While rabbits are social animals, some individuals may prefer a more solitary lifestyle. They may feel more comfortable and secure when given their own space. It’s important to respect their individual preferences and provide them with ample hiding spots and secure enclosures to retreat to when they desire alone time.
Need for social interaction
Although some rabbits prefer solitude, most still benefit from social interaction. Interaction with their human caregivers, as well as supervised playdates or bonding with other compatible rabbits, can enrich their lives. Balancing their need for independence with regular social interaction helps promote overall well-being and prevents feelings of loneliness.
Balancing independence and bond with humans
Finding the right balance between independence and maintaining a close bond with your rabbit is key. Providing a secure and stimulating environment for independent exploration while still offering plenty of opportunities for affection and socialization helps foster a strong bond. Respect your rabbit’s need for personal space but also engage in quality time to strengthen your connection.
Adjusting to new environments
Rabbits can adapt to new environments, but they may need time to acclimate themselves. Moving to a new home or being introduced to unfamiliar surroundings can be stressful for rabbits. Gradual introductions to new environments, providing familiar smells and comforts, and maintaining a consistent routine can help ease their transition.
Reaction to changes in routine
Rabbits are creatures of habit and can be sensitive to changes in their daily routine. Alterations in feeding times, playtime, or environment can initially cause stress or anxiety. It is important to introduce changes gradually and provide a sense of stability to help rabbits adjust more easily.
Handling stress and change
It’s essential to provide a calm and reassuring environment for rabbits when they experience stress or change. Extra patience and support during these times can help alleviate anxiety. Creating a routine, ensuring a safe and secure living space, and offering plenty of mental and physical stimulation are effective ways to help rabbits cope with stress and navigate changes successfully.
Play and Enrichment
Favorite toys and activities
Rabbits love engaging in play and particularly enjoy toys that stimulate their natural instincts. Toys such as chew sticks, puzzle feeders, tunnels, and digging boxes provide rabbits with mental and physical stimulation. They also enjoy playing with balls or toys they can toss around. Observing your rabbit’s preferences and trying different toys will help you determine their favorites.
Stimulating the rabbit’s mind
Stimulating a rabbit’s mind is crucial for their overall well-being. You can do this by providing activities that encourage problem-solving, such as treat-dispensing puzzles or hiding treats within their enclosure. Additionally, foraging opportunities, rotating toys, and incorporating new textures or scents into their environment can keep their minds active and engaged.

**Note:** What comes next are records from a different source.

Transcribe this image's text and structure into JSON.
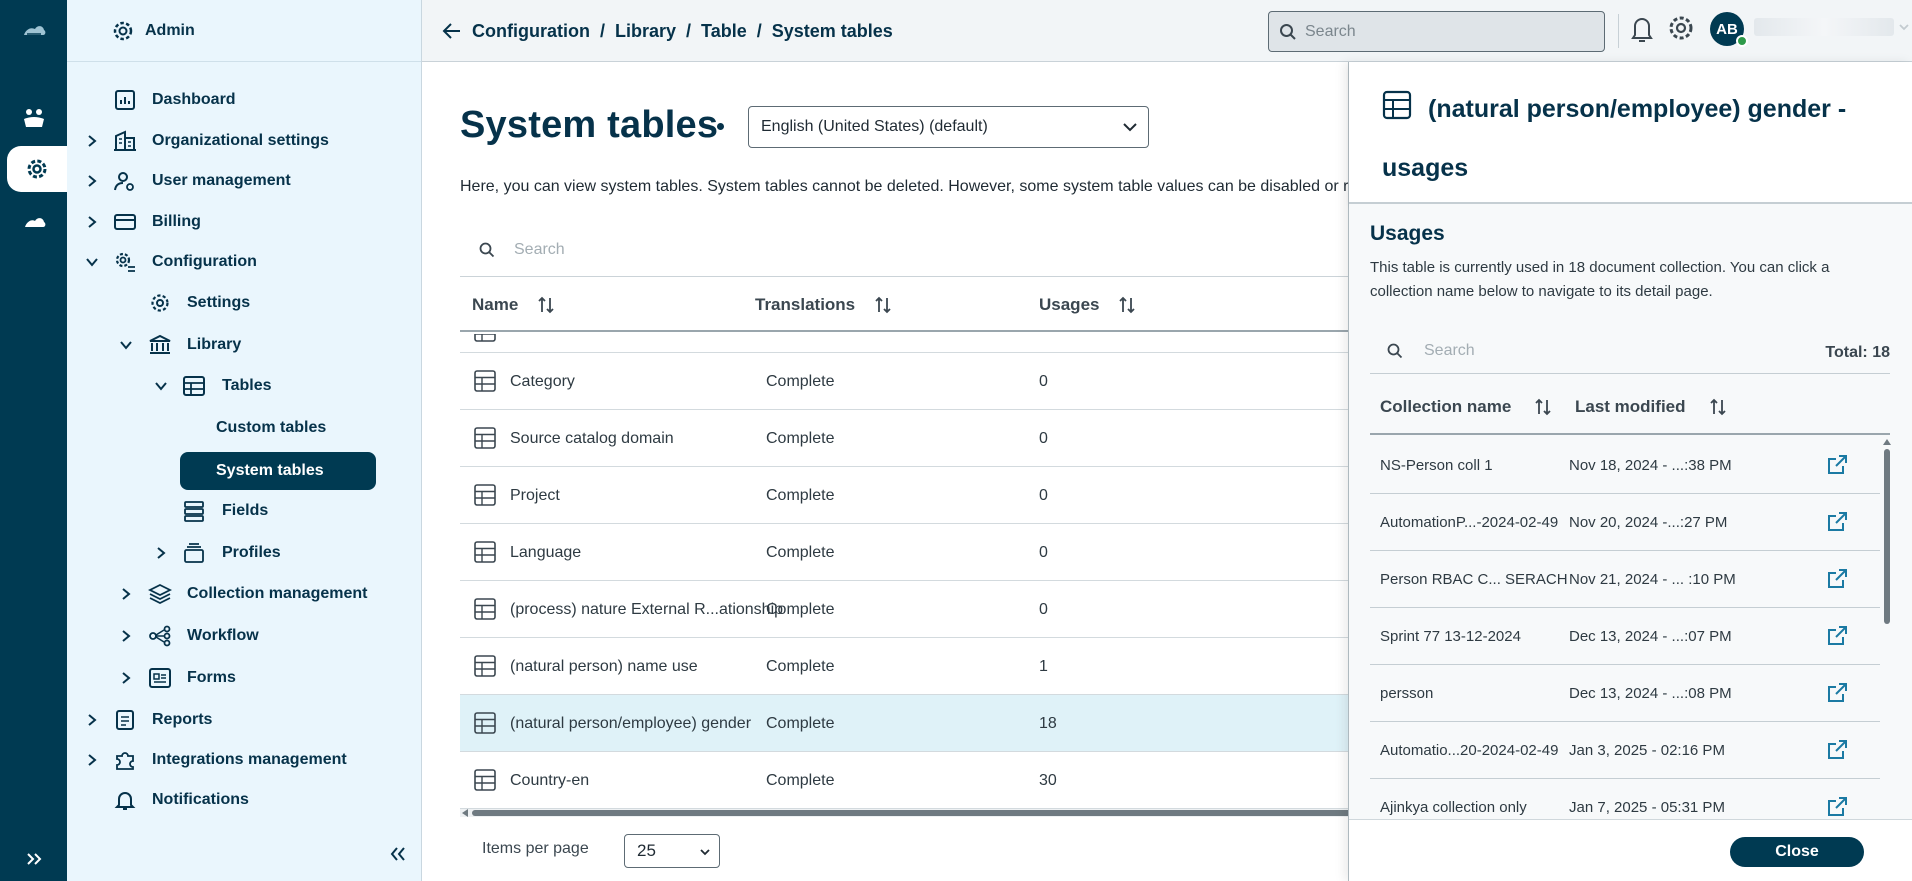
{
  "sidebar": {
    "header": "Admin",
    "items": [
      {
        "label": "Dashboard"
      },
      {
        "label": "Organizational settings"
      },
      {
        "label": "User management"
      },
      {
        "label": "Billing"
      },
      {
        "label": "Configuration"
      },
      {
        "label": "Settings"
      },
      {
        "label": "Library"
      },
      {
        "label": "Tables"
      },
      {
        "label": "Custom tables"
      },
      {
        "label": "System tables"
      },
      {
        "label": "Fields"
      },
      {
        "label": "Profiles"
      },
      {
        "label": "Collection management"
      },
      {
        "label": "Workflow"
      },
      {
        "label": "Forms"
      },
      {
        "label": "Reports"
      },
      {
        "label": "Integrations management"
      },
      {
        "label": "Notifications"
      }
    ]
  },
  "topbar": {
    "breadcrumb": [
      "Configuration",
      "Library",
      "Table",
      "System tables"
    ],
    "separator": "/",
    "search_placeholder": "Search",
    "avatar_initials": "AB"
  },
  "main": {
    "title": "System tables",
    "language": "English (United States) (default)",
    "description": "Here, you can view system tables. System tables cannot be deleted. However, some system table values can be disabled or re",
    "search_placeholder": "Search",
    "columns": [
      "Name",
      "Translations",
      "Usages"
    ],
    "rows": [
      {
        "name": "Category",
        "translations": "Complete",
        "usages": "0"
      },
      {
        "name": "Source catalog domain",
        "translations": "Complete",
        "usages": "0"
      },
      {
        "name": "Project",
        "translations": "Complete",
        "usages": "0"
      },
      {
        "name": "Language",
        "translations": "Complete",
        "usages": "0"
      },
      {
        "name": "(process) nature External R...ationship",
        "translations": "Complete",
        "usages": "0"
      },
      {
        "name": "(natural person) name use",
        "translations": "Complete",
        "usages": "1"
      },
      {
        "name": "(natural person/employee) gender",
        "translations": "Complete",
        "usages": "18"
      },
      {
        "name": "Country-en",
        "translations": "Complete",
        "usages": "30"
      }
    ],
    "items_per_page_label": "Items per page",
    "items_per_page": "25"
  },
  "panel": {
    "title": "(natural person/employee) gender - usages",
    "section_title": "Usages",
    "description": "This table is currently used in 18 document collection. You can click a collection name below to navigate to its detail page.",
    "search_placeholder": "Search",
    "total": "Total: 18",
    "columns": [
      "Collection name",
      "Last modified"
    ],
    "rows": [
      {
        "name": "NS-Person coll 1",
        "modified": "Nov 18, 2024 - ...:38 PM"
      },
      {
        "name": "AutomationP...-2024-02-49",
        "modified": "Nov 20, 2024 -...:27 PM"
      },
      {
        "name": "Person RBAC C...  SERACH",
        "modified": "Nov 21, 2024 - ... :10 PM"
      },
      {
        "name": "Sprint 77 13-12-2024",
        "modified": "Dec 13, 2024 - ...:07 PM"
      },
      {
        "name": "persson",
        "modified": "Dec 13, 2024 - ...:08 PM"
      },
      {
        "name": "Automatio...20-2024-02-49",
        "modified": "Jan 3, 2025 - 02:16 PM"
      },
      {
        "name": "Ajinkya collection only",
        "modified": "Jan 7, 2025 - 05:31 PM"
      }
    ],
    "close_label": "Close"
  },
  "colors": {
    "brand_dark": "#003a52",
    "sidebar_bg": "#eaf6fd",
    "row_highlight": "#dff2f8",
    "status_online": "#2e9a4a"
  }
}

Creating a play-friendly environment
Creating a play-friendly environment for your rabbit involves ensuring they have enough space to move around, explore, and engage in natural behaviors. Providing tunnels, ramps, and platforms within their living area allows them to hop and jump, mimicking their natural habitat. Ensuring a safe and enriching space contributes to their overall happiness and reduces boredom.
In conclusion, rabbits possess a wide array of characteristic traits that contribute to their unique personalities. From their fur color and texture to their body size and shape, rabbits captivate us with their physical appearance. Their temperament varies from affectionate and curious to shy and reserved, while their communication ranges from vocalizations to body language and scent marking. Understanding their social behavior, activity level, intelligence, and trainability helps cultivate a strong bond with these fascinating creatures. Managing fear and aggression, respecting their need for independence, and providing an enriching environment ensures their well-being. Play and enrichment play a crucial role in keeping rabbits happy and stimulated. By embracing and appreciating their individual traits, we can build a deep and fulfilling relationship with our furry friends.